(page 77) “Like FDR, Mussolini believed that individualism was old fashioned, an obstacle to progress. “
(page 79) “Confiscation of wealth may satisfy the vengeful in us. It may sooth a retaliatory spirit. But it is the path of national suicide…. There must always be the reward motive. “
(page 82) “…FDR delivered a speech that again demonized investors and employers. He employed one attack after another… “
(page 86) “…in a November 1941 Fortune poll, 93 per cent of employers said they expected their property rights to be undermined and also anticipated the possibility of dictatorship “. One wonders how much FDR maybe admired Stalin and Mussolini?
(page 87) “FDR tax adviser Randolph E.Paul had acknowledged much worse, that FDR’s tax policies “intensified the depression they were working to correct “. Shades of… January 2009?
(page 93) “Invariably, politics influenced the way PWA money was spent. “
(page 185) “Experience everywhere indicates that politicians will hardly be able to keep their hands off such easy money “.
There truly is a staggering amount of information in this book. The pace is relentless. What amazes me is that so much of the content is -intensely- relevant to the big debate going on right now, January 2009, in the incoming Obama administration. Some of his devotees come out with policy statements, and express “Big Government ” “Federal ” attitudes, that have an eerie similarity to some of the content of this book. If you read this book, I think you might end up agreeing to some degree with me:
1) that the debate issues raised in “FDR’s Folly ” are as topical today as ever. Supremely relevant.
2) Too many politicians, who delight in the sound of their own voices on national television, never read History or Economics, and never seem to learn from past US policy mistakes.
3) It’s serious; are we once again going to see a US President and his “experts ” prolong this depression by trying the same past failed remedies?
4) And this is just my impression: Isn’t it amazing how FDR had all sorts of people cheering wildly for him, when in fact there is so much evidence in this book and others that he basically shafted them? That’s a neat trick: get people to vote for you, and love you, whilst you cynically screw them over royally. Just one of many examples in this book: so much money went to the richest states, because they were seen by FDR as ‘swing votes’. The poorer states, which were already loyal to him, got a fraction of the funds. Seeing as we are dealing here with empirical evidence, (cold facts) I don’t see how FDR lovers can explain that one away, but I’m willing to listen, ya hear?
5) FDR had complete contempt for the black race. That comes out with his treatment of the black tenant farmers, and above all his refusal to back an anti-lynching law. That amazes me. That alone paints a somber picture of the man who many revere as one of the greatest US presidents. Where was his “compassion ” there? It seems FDR’s colleagues were trying to prod him into action. From what I can see, he just thought it was funny. Hard to avoid the conclusion that deserving black people were treated with a cynical disregard. Simply… horrible.

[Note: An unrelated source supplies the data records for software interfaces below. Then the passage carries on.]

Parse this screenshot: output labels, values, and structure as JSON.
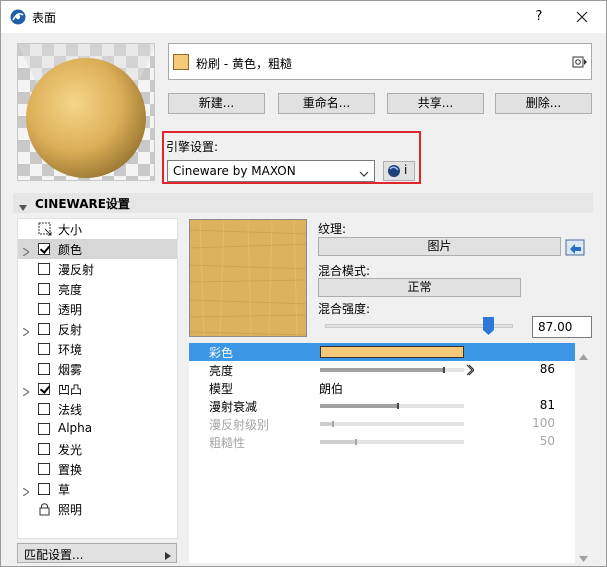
{
  "window": {
    "title": "表面",
    "help_label": "?"
  },
  "material": {
    "name": "粉刷 - 黄色，粗糙",
    "swatch_color": "#f7c979"
  },
  "actions": {
    "new_label": "新建...",
    "rename_label": "重命名...",
    "share_label": "共享...",
    "delete_label": "删除..."
  },
  "engine": {
    "label": "引擎设置:",
    "selected": "Cineware by MAXON",
    "info_label": "i"
  },
  "section": {
    "title": "CINEWARE设置"
  },
  "channels": [
    {
      "label": "大小",
      "kind": "icon",
      "checked": false,
      "expandable": false,
      "selected": false
    },
    {
      "label": "颜色",
      "kind": "checkbox",
      "checked": true,
      "expandable": true,
      "selected": true
    },
    {
      "label": "漫反射",
      "kind": "checkbox",
      "checked": false,
      "expandable": false,
      "selected": false
    },
    {
      "label": "亮度",
      "kind": "checkbox",
      "checked": false,
      "expandable": false,
      "selected": false
    },
    {
      "label": "透明",
      "kind": "checkbox",
      "checked": false,
      "expandable": false,
      "selected": false
    },
    {
      "label": "反射",
      "kind": "checkbox",
      "checked": false,
      "expandable": true,
      "selected": false
    },
    {
      "label": "环境",
      "kind": "checkbox",
      "checked": false,
      "expandable": false,
      "selected": false
    },
    {
      "label": "烟雾",
      "kind": "checkbox",
      "checked": false,
      "expandable": false,
      "selected": false
    },
    {
      "label": "凹凸",
      "kind": "checkbox",
      "checked": true,
      "expandable": true,
      "selected": false
    },
    {
      "label": "法线",
      "kind": "checkbox",
      "checked": false,
      "expandable": false,
      "selected": false
    },
    {
      "label": "Alpha",
      "kind": "checkbox",
      "checked": false,
      "expandable": false,
      "selected": false
    },
    {
      "label": "发光",
      "kind": "checkbox",
      "checked": false,
      "expandable": false,
      "selected": false
    },
    {
      "label": "置换",
      "kind": "checkbox",
      "checked": false,
      "expandable": false,
      "selected": false
    },
    {
      "label": "草",
      "kind": "checkbox",
      "checked": false,
      "expandable": true,
      "selected": false
    },
    {
      "label": "照明",
      "kind": "lock-icon",
      "checked": false,
      "expandable": false,
      "selected": false
    }
  ],
  "match_settings": {
    "label": "匹配设置..."
  },
  "texture": {
    "label": "纹理:",
    "picture_label": "图片",
    "blend_label": "混合模式:",
    "blend_value": "正常",
    "strength_label": "混合强度:",
    "strength_value": "87.00",
    "strength_fraction": 0.87
  },
  "params": [
    {
      "name": "彩色",
      "type": "color",
      "color": "#f7c979",
      "selected": true,
      "disabled": false
    },
    {
      "name": "亮度",
      "type": "bar",
      "fraction": 0.86,
      "value": "86",
      "overflow": true,
      "selected": false,
      "disabled": false
    },
    {
      "name": "模型",
      "type": "text",
      "text": "朗伯",
      "selected": false,
      "disabled": false
    },
    {
      "name": "漫射衰减",
      "type": "bar",
      "fraction": 0.54,
      "value": "81",
      "selected": false,
      "disabled": false
    },
    {
      "name": "漫反射级别",
      "type": "bar",
      "fraction": 0.09,
      "value": "100",
      "selected": false,
      "disabled": true
    },
    {
      "name": "粗糙性",
      "type": "bar",
      "fraction": 0.25,
      "value": "50",
      "selected": false,
      "disabled": true
    }
  ]
}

Good book. I shall be using it a lot as reference material. Now to look at what the “other side ” says about it all.


Last edited by Francis Meyrick on October 5, 2009, 1:51 pm

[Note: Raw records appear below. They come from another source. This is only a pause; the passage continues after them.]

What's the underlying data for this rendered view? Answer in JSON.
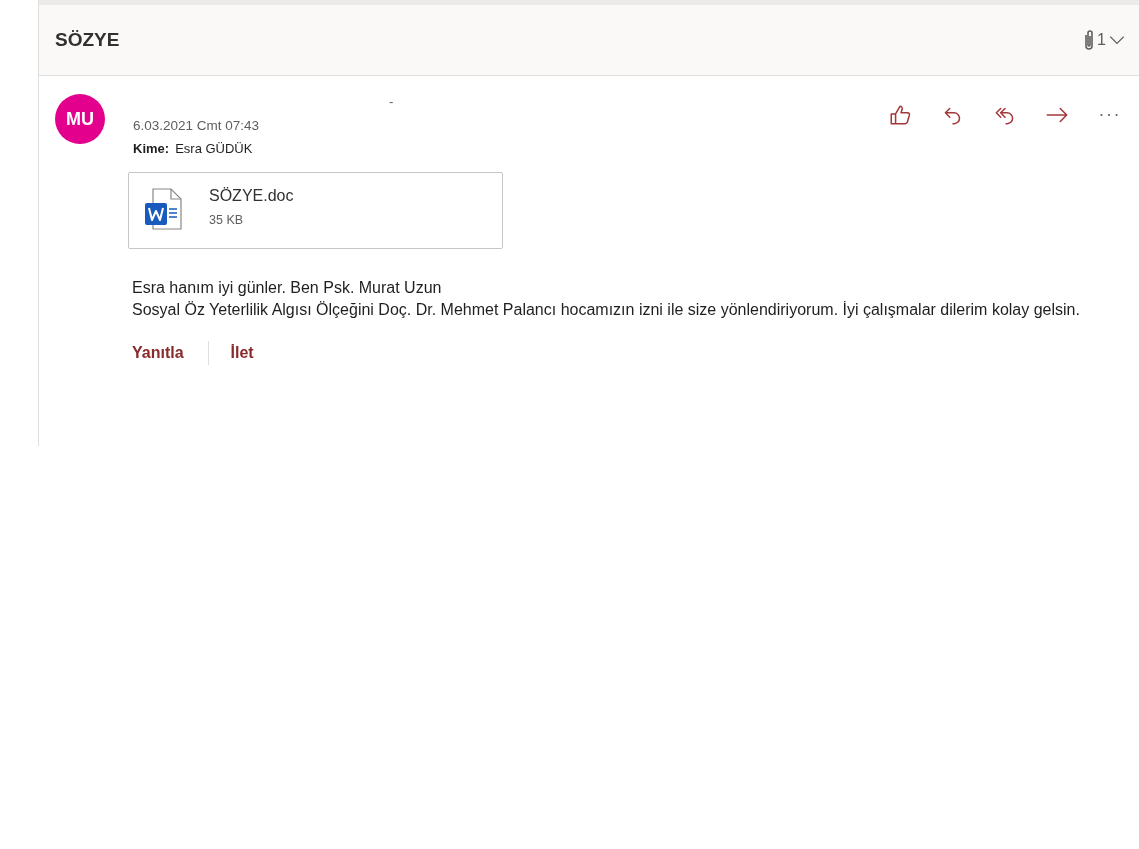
{
  "subject": "SÖZYE",
  "attachment_count": "1",
  "message": {
    "avatar_initials": "MU",
    "sender": "-",
    "date": "6.03.2021 Cmt 07:43",
    "to_label": "Kime:",
    "to": "Esra GÜDÜK",
    "attachments": [
      {
        "kind": "word",
        "name": "SÖZYE.doc",
        "size": "35 KB"
      }
    ],
    "body": [
      "Esra hanım iyi günler. Ben Psk. Murat Uzun",
      "Sosyal Öz Yeterlilik Algısı Ölçeğini Doç. Dr. Mehmet Palancı hocamızın izni ile size yönlendiriyorum. İyi çalışmalar dilerim kolay gelsin."
    ],
    "actions": [
      {
        "kind": "like"
      },
      {
        "kind": "reply"
      },
      {
        "kind": "reply-all"
      },
      {
        "kind": "forward"
      },
      {
        "kind": "more"
      }
    ],
    "footer_links": [
      "Yanıtla",
      "İlet"
    ]
  }
}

0 votes, average: 0.00 out of 50 votes, average: 0.00 out of 50 votes, average: 0.00 out of 50 votes, average: 0.00 out of 50 votes, average: 0.00 out of 5 (0 votes, average: 0.00 out of 5)
You need to be a registered member to rate this.

Leave a Reply